## ASSIGNMENT
For this exercise, return all the data exactly as it stands.

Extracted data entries
^^^^

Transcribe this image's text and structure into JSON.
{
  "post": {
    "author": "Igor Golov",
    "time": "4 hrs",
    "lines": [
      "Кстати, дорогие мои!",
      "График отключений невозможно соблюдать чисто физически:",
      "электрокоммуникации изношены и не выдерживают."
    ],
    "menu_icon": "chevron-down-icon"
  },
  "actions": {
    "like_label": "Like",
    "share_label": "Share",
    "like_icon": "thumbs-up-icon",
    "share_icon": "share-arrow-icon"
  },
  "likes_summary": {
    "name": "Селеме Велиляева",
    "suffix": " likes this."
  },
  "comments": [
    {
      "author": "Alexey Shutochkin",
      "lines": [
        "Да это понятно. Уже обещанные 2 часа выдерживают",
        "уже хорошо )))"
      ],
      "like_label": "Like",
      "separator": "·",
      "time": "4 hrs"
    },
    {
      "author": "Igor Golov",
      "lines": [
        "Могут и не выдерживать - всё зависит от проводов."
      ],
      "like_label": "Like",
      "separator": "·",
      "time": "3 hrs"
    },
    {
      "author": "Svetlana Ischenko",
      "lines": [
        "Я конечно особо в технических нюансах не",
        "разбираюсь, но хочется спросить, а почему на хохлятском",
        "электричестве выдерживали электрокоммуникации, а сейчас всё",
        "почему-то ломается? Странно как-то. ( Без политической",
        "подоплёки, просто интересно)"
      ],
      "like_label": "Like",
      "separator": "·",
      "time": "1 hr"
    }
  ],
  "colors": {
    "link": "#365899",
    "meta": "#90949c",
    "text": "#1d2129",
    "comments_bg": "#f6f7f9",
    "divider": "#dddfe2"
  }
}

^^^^

## EXERCISE ANSWER
Transcribe this image's text and structure into JSON.
{
  "post": {
    "author": "Igor Golov",
    "time": "4 hrs",
    "lines": [
      "Кстати, дорогие мои!",
      "График отключений невозможно соблюдать чисто физически:",
      "электрокоммуникации изношены и не выдерживают."
    ],
    "menu_icon": "chevron-down-icon"
  },
  "actions": {
    "like_label": "Like",
    "share_label": "Share",
    "like_icon": "thumbs-up-icon",
    "share_icon": "share-arrow-icon"
  },
  "likes_summary": {
    "name": "Селеме Велиляева",
    "suffix": " likes this."
  },
  "comments": [
    {
      "author": "Alexey Shutochkin",
      "lines": [
        "Да это понятно. Уже обещанные 2 часа выдерживают",
        "уже хорошо )))"
      ],
      "like_label": "Like",
      "separator": "·",
      "time": "4 hrs"
    },
    {
      "author": "Igor Golov",
      "lines": [
        "Могут и не выдерживать - всё зависит от проводов."
      ],
      "like_label": "Like",
      "separator": "·",
      "time": "3 hrs"
    },
    {
      "author": "Svetlana Ischenko",
      "lines": [
        "Я конечно особо в технических нюансах не",
        "разбираюсь, но хочется спросить, а почему на хохлятском",
        "электричестве выдерживали электрокоммуникации, а сейчас всё",
        "почему-то ломается? Странно как-то. ( Без политической",
        "подоплёки, просто интересно)"
      ],
      "like_label": "Like",
      "separator": "·",
      "time": "1 hr"
    }
  ],
  "colors": {
    "link": "#365899",
    "meta": "#90949c",
    "text": "#1d2129",
    "comments_bg": "#f6f7f9",
    "divider": "#dddfe2"
  }
}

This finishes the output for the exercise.